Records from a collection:
=-=-=
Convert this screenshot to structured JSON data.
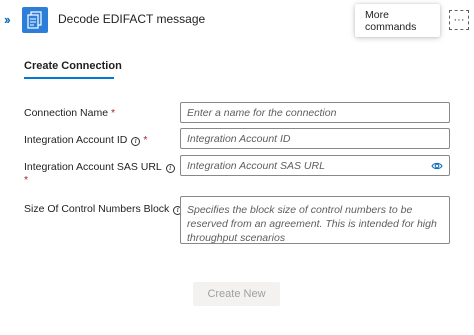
{
  "header": {
    "title": "Decode EDIFACT message",
    "expand_chevron": "››",
    "more_commands_tooltip": "More commands",
    "more_button_glyph": "···",
    "icon_color": "#2d7ed8"
  },
  "tabs": [
    {
      "label": "Create Connection",
      "active": true
    }
  ],
  "form": {
    "connection_name": {
      "label": "Connection Name",
      "required": "*",
      "placeholder": "Enter a name for the connection"
    },
    "integration_account_id": {
      "label": "Integration Account ID",
      "required": "*",
      "placeholder": "Integration Account ID"
    },
    "integration_account_sas_url": {
      "label": "Integration Account SAS URL",
      "required": "*",
      "placeholder": "Integration Account SAS URL"
    },
    "control_numbers_block": {
      "label": "Size Of Control Numbers Block",
      "placeholder": "Specifies the block size of control numbers to be reserved from an agreement. This is intended for high throughput scenarios"
    }
  },
  "actions": {
    "create_label": "Create New"
  },
  "colors": {
    "accent": "#0078d4",
    "required": "#a4262c",
    "disabled_button_bg": "#f3f2f1"
  }
}
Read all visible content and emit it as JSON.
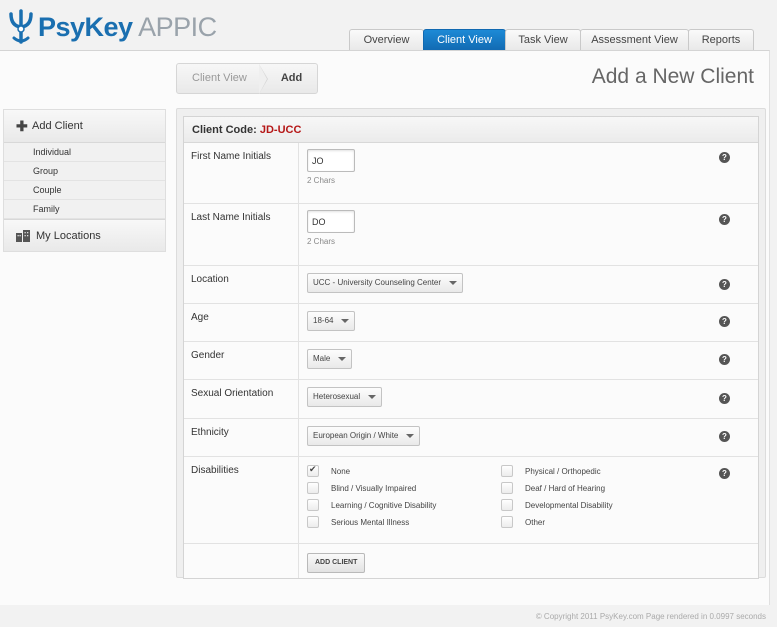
{
  "app": {
    "name_primary": "PsyKey",
    "name_secondary": "APPIC"
  },
  "tabs": [
    {
      "label": "Overview",
      "active": false
    },
    {
      "label": "Client View",
      "active": true
    },
    {
      "label": "Task View",
      "active": false
    },
    {
      "label": "Assessment View",
      "active": false
    },
    {
      "label": "Reports",
      "active": false
    }
  ],
  "breadcrumb": [
    "Client View",
    "Add"
  ],
  "page_title": "Add a New Client",
  "sidebar": {
    "add_client": "Add Client",
    "items": [
      "Individual",
      "Group",
      "Couple",
      "Family"
    ],
    "locations": "My Locations"
  },
  "form": {
    "code_label": "Client Code:",
    "code_value": "JD-UCC",
    "first_name": {
      "label": "First Name Initials",
      "value": "JO",
      "hint": "2 Chars"
    },
    "last_name": {
      "label": "Last Name Initials",
      "value": "DO",
      "hint": "2 Chars"
    },
    "location": {
      "label": "Location",
      "value": "UCC - University Counseling Center"
    },
    "age": {
      "label": "Age",
      "value": "18-64"
    },
    "gender": {
      "label": "Gender",
      "value": "Male"
    },
    "orientation": {
      "label": "Sexual Orientation",
      "value": "Heterosexual"
    },
    "ethnicity": {
      "label": "Ethnicity",
      "value": "European Origin / White"
    },
    "disabilities": {
      "label": "Disabilities",
      "options": [
        {
          "label": "None",
          "checked": true
        },
        {
          "label": "Physical / Orthopedic",
          "checked": false
        },
        {
          "label": "Blind / Visually Impaired",
          "checked": false
        },
        {
          "label": "Deaf / Hard of Hearing",
          "checked": false
        },
        {
          "label": "Learning / Cognitive Disability",
          "checked": false
        },
        {
          "label": "Developmental Disability",
          "checked": false
        },
        {
          "label": "Serious Mental Illness",
          "checked": false
        },
        {
          "label": "Other",
          "checked": false
        }
      ]
    },
    "submit": "ADD CLIENT",
    "help": "?"
  },
  "footer": "© Copyright 2011 PsyKey.com Page rendered in 0.0997 seconds",
  "colors": {
    "accent": "#1a6fb0",
    "code": "#b51616"
  }
}
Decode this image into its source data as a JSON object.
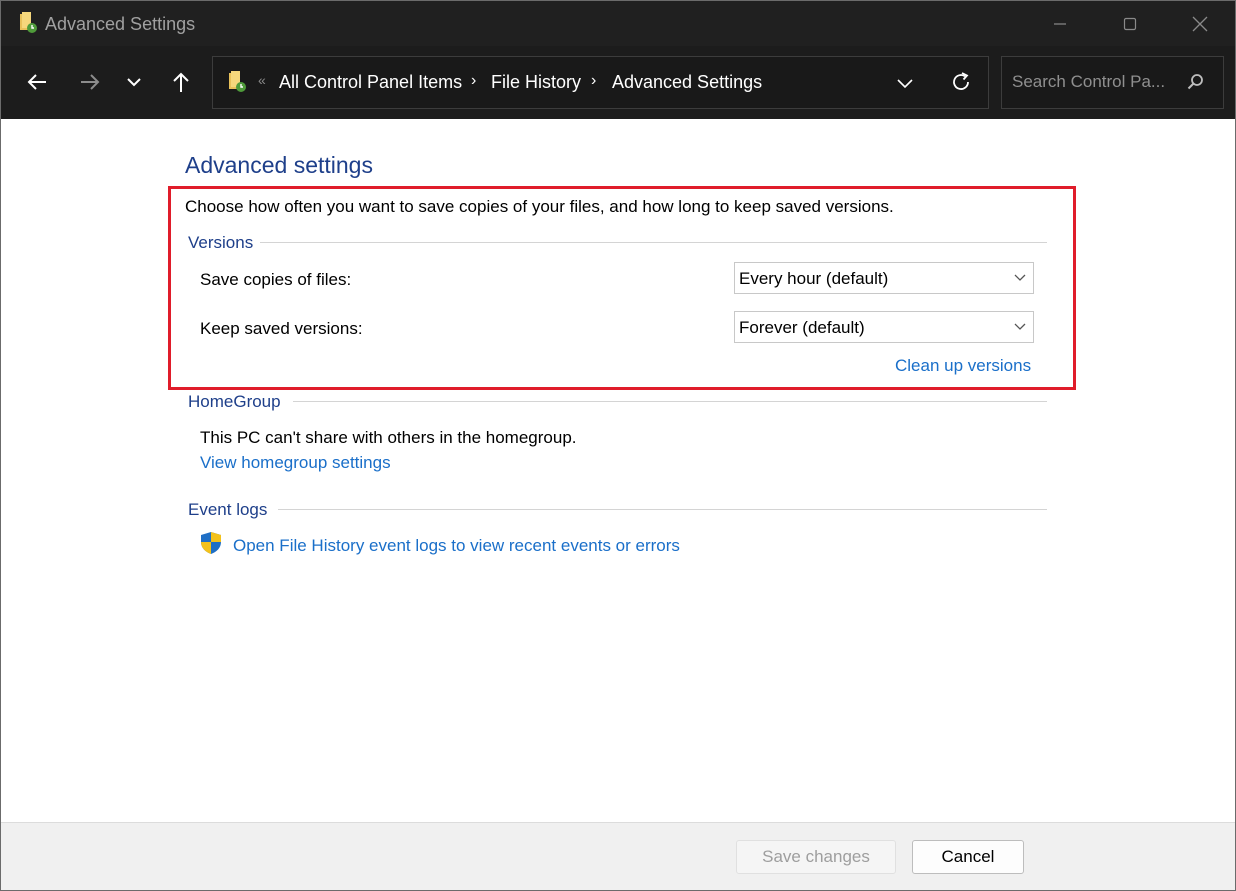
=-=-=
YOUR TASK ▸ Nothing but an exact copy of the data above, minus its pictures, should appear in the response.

RESPONSE BOX ▸
Convert this screenshot to structured JSON data.
{
  "header": {
    "title": "Decode EDIFACT message",
    "expand_chevron": "››",
    "more_commands_tooltip": "More commands",
    "more_button_glyph": "···",
    "icon_color": "#2d7ed8"
  },
  "tabs": [
    {
      "label": "Create Connection",
      "active": true
    }
  ],
  "form": {
    "connection_name": {
      "label": "Connection Name",
      "required": "*",
      "placeholder": "Enter a name for the connection"
    },
    "integration_account_id": {
      "label": "Integration Account ID",
      "required": "*",
      "placeholder": "Integration Account ID"
    },
    "integration_account_sas_url": {
      "label": "Integration Account SAS URL",
      "required": "*",
      "placeholder": "Integration Account SAS URL"
    },
    "control_numbers_block": {
      "label": "Size Of Control Numbers Block",
      "placeholder": "Specifies the block size of control numbers to be reserved from an agreement. This is intended for high throughput scenarios"
    }
  },
  "actions": {
    "create_label": "Create New"
  },
  "colors": {
    "accent": "#0078d4",
    "required": "#a4262c",
    "disabled_button_bg": "#f3f2f1"
  }
}
Read all visible content and emit it as JSON.
{
  "app": {
    "name_primary": "PsyKey",
    "name_secondary": "APPIC"
  },
  "tabs": [
    {
      "label": "Overview",
      "active": false
    },
    {
      "label": "Client View",
      "active": true
    },
    {
      "label": "Task View",
      "active": false
    },
    {
      "label": "Assessment View",
      "active": false
    },
    {
      "label": "Reports",
      "active": false
    }
  ],
  "breadcrumb": [
    "Client View",
    "Add"
  ],
  "page_title": "Add a New Client",
  "sidebar": {
    "add_client": "Add Client",
    "items": [
      "Individual",
      "Group",
      "Couple",
      "Family"
    ],
    "locations": "My Locations"
  },
  "form": {
    "code_label": "Client Code:",
    "code_value": "JD-UCC",
    "first_name": {
      "label": "First Name Initials",
      "value": "JO",
      "hint": "2 Chars"
    },
    "last_name": {
      "label": "Last Name Initials",
      "value": "DO",
      "hint": "2 Chars"
    },
    "location": {
      "label": "Location",
      "value": "UCC - University Counseling Center"
    },
    "age": {
      "label": "Age",
      "value": "18-64"
    },
    "gender": {
      "label": "Gender",
      "value": "Male"
    },
    "orientation": {
      "label": "Sexual Orientation",
      "value": "Heterosexual"
    },
    "ethnicity": {
      "label": "Ethnicity",
      "value": "European Origin / White"
    },
    "disabilities": {
      "label": "Disabilities",
      "options": [
        {
          "label": "None",
          "checked": true
        },
        {
          "label": "Physical / Orthopedic",
          "checked": false
        },
        {
          "label": "Blind / Visually Impaired",
          "checked": false
        },
        {
          "label": "Deaf / Hard of Hearing",
          "checked": false
        },
        {
          "label": "Learning / Cognitive Disability",
          "checked": false
        },
        {
          "label": "Developmental Disability",
          "checked": false
        },
        {
          "label": "Serious Mental Illness",
          "checked": false
        },
        {
          "label": "Other",
          "checked": false
        }
      ]
    },
    "submit": "ADD CLIENT",
    "help": "?"
  },
  "footer": "© Copyright 2011 PsyKey.com Page rendered in 0.0997 seconds",
  "colors": {
    "accent": "#1a6fb0",
    "code": "#b51616"
  }
}
Decode this image into its source data as a JSON object.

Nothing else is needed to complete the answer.